Studies show that between 9% and 15% of Americans put off dental visits due to fear, even though they realize their fear is irrational. Children absorb their parents' words, attitudes and behaviors like little human sponges, so parents who fear the dentist will do whatever they can to help their children avoid similar discomfort. Whether you have some level of dental fear or not, it's important to help your child adopt a positive attitude regarding dental care to ensure a lifetime of healthy teeth.
If you begin dental visits while your child is pre-verbal, ie, after the first tooth has erupted, with repeated visits your child will perceive our office as a safe and familiar place.
Choose Your Words
Avoid words like shot, pain, or hurt. Our NYC pediatric dentist and her dental staff have words and phrases that they routinely use with children. If you aren't sure what to tell your child about an upcoming visit, you can say, "Dr. Dikansky is going to count your teeth and check your smile."
Role Play at Home
Use a stuffed toy or a doll to approximate a dental exam. Read books to your child about dental visits (Follow this link for more than 100 dental books for kids on Amazon.com). Play-Doh makes a toy called Dr. Drill 'n Fill that allows your child to play with dental "tools," and create teeth with Play-Doh; your child should be at least 3 years old for this activity.
- Avoid Bribery or Punishment
It's not unusual for children to fuss at the dentist's office. Bribing them with the promise of a special treat if they "are brave" suggests to them that there's something to be afraid of. Punishing them or threatening them with punishment when they fuss will only make matters worse. Again, our staff is skilled in children's dental treatments. Your child won't be the first one fidgeting, fussing and/or crying during a dental visit.
It's Not Negotiable

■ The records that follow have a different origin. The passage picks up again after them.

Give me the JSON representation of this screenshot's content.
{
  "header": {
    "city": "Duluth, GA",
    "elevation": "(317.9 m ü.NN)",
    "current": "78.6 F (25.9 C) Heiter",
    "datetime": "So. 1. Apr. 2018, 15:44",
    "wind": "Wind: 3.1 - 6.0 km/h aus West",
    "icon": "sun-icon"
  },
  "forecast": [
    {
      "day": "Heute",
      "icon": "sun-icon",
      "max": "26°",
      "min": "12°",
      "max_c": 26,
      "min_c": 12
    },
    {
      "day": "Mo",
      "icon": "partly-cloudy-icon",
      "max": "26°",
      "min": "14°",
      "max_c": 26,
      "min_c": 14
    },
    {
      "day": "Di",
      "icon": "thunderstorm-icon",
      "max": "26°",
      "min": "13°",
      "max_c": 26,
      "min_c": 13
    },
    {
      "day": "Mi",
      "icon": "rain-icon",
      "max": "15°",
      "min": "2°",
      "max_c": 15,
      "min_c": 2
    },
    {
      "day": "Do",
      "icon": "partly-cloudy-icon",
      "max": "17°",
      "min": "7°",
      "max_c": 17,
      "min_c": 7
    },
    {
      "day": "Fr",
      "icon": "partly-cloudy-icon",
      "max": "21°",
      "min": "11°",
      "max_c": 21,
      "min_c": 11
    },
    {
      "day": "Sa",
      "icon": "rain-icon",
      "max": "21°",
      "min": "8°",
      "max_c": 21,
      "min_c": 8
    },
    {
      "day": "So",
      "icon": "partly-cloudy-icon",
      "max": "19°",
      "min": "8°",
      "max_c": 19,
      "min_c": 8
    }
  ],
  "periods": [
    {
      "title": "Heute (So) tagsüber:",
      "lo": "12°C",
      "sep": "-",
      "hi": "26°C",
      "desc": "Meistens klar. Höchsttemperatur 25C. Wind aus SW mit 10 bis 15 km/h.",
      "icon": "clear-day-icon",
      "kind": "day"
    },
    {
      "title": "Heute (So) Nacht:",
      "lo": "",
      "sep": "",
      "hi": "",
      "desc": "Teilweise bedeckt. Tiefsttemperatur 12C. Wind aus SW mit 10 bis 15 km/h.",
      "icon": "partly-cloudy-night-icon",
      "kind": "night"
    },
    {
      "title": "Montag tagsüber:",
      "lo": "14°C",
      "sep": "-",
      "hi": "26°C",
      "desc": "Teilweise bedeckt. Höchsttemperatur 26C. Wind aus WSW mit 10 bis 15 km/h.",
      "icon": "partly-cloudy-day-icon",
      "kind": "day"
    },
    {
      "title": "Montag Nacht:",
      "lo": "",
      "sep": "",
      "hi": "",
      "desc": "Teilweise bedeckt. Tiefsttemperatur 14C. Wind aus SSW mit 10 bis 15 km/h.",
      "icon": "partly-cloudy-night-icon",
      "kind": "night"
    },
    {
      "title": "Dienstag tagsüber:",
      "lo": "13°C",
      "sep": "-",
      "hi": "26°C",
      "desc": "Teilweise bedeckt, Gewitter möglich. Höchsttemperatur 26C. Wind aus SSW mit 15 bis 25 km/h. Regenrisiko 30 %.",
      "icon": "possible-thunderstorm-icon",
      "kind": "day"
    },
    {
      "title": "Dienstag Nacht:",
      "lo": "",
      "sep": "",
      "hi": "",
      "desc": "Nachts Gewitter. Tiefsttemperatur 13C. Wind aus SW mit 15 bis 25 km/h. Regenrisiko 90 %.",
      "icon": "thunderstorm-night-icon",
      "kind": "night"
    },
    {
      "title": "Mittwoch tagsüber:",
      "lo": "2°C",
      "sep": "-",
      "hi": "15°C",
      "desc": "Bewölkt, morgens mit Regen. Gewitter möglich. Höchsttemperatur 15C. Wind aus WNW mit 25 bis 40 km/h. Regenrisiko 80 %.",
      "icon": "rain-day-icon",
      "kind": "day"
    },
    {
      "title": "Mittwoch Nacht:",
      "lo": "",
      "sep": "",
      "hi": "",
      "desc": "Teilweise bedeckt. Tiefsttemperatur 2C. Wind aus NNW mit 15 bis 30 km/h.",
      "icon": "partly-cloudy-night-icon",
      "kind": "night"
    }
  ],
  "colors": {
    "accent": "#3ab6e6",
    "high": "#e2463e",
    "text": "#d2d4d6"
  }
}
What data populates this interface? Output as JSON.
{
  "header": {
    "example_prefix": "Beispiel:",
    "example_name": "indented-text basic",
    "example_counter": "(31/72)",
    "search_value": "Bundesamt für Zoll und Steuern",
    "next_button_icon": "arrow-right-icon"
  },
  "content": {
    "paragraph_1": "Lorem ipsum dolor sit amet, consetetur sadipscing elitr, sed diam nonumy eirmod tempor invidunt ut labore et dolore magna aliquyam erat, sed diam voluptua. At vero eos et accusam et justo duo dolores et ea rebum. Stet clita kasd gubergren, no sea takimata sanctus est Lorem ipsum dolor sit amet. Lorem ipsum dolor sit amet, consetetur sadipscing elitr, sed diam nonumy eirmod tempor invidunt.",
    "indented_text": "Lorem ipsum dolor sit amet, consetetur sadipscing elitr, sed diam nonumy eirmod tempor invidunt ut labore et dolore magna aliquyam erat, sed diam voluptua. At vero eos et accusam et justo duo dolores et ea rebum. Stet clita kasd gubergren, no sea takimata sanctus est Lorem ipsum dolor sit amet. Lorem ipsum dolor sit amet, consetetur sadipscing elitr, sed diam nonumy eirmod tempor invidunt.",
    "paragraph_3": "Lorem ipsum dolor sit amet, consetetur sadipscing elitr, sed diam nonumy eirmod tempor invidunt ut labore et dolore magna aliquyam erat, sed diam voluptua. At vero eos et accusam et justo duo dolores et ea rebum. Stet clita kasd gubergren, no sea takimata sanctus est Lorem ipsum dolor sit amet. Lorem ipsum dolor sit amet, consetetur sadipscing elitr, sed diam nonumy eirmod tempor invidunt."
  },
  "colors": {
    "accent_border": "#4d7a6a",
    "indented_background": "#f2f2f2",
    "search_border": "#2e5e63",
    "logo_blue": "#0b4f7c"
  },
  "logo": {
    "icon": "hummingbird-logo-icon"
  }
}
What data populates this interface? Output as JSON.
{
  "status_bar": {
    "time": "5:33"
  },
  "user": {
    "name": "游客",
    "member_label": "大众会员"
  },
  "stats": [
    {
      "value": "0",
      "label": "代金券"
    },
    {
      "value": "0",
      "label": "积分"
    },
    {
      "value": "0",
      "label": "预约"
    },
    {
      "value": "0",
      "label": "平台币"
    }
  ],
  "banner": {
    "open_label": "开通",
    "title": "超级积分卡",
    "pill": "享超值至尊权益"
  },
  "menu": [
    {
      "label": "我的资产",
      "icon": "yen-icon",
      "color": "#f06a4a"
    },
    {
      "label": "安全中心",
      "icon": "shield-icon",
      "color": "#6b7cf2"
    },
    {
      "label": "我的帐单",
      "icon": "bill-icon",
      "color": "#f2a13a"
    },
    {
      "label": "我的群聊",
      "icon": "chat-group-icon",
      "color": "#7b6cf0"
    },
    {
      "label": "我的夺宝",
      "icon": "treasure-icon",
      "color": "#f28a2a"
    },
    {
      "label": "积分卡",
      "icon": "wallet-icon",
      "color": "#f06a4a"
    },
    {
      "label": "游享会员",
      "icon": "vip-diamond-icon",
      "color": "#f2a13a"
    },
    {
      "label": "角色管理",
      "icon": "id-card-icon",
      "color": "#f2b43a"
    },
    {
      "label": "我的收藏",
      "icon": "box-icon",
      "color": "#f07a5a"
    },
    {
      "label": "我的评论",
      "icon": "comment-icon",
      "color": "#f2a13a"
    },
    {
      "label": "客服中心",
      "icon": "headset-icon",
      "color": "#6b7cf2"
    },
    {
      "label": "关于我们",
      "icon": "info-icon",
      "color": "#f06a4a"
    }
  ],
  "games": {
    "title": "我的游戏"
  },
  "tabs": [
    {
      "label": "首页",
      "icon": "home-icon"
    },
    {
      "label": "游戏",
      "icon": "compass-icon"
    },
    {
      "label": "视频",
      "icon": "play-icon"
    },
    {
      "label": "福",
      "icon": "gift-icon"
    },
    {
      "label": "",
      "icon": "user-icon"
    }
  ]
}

Just like going to the pediatrician's office, dental visits are non-negotiable. They are part of a healthy lifestyle. Helping your child understand this is key to cooperation. If you, the parent, keep a positive attitude and are honest but not overly detailed, then your child is likely to do just fine.